How to complete this task. All lines in the material with the string "Comptes" should be listed.
─── Supplied information ───
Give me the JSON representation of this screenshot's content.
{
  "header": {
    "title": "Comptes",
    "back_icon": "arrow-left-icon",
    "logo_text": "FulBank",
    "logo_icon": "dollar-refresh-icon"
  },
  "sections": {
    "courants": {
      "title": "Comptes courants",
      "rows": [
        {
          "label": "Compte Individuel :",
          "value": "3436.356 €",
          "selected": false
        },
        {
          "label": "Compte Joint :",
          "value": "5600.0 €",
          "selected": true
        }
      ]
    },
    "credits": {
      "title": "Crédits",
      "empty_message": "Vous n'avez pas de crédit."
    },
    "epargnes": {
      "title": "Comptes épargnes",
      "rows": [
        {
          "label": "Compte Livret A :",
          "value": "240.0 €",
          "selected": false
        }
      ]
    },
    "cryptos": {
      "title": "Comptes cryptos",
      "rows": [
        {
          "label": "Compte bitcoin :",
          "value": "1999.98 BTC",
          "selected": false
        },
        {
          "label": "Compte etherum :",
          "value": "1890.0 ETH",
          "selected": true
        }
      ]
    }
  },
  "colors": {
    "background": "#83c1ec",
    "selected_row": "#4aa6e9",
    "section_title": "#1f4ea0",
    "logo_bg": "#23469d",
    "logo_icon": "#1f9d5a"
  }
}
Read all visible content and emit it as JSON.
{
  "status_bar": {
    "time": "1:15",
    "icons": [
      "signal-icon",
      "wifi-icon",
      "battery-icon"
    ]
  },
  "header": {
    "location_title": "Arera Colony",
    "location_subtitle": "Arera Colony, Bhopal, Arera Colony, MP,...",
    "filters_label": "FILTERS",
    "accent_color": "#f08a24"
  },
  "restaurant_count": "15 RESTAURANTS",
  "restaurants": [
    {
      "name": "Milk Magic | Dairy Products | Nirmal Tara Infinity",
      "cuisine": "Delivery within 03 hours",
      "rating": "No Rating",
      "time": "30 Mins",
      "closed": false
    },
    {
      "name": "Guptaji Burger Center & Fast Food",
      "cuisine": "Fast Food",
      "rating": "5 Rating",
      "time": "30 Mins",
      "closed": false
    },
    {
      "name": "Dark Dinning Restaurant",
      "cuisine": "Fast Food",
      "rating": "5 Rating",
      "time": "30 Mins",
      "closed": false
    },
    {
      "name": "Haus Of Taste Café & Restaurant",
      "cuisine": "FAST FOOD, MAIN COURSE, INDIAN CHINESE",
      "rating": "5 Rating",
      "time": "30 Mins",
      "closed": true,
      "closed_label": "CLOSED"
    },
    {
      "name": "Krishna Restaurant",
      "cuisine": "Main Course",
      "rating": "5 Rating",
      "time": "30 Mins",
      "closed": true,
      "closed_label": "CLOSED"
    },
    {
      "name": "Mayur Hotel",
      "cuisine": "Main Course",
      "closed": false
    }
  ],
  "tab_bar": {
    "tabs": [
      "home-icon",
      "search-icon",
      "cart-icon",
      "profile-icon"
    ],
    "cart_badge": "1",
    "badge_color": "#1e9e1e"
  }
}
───
Task response.
    "title": "Comptes",
      "title": "Comptes courants",
      "title": "Comptes épargnes",
      "title": "Comptes cryptos",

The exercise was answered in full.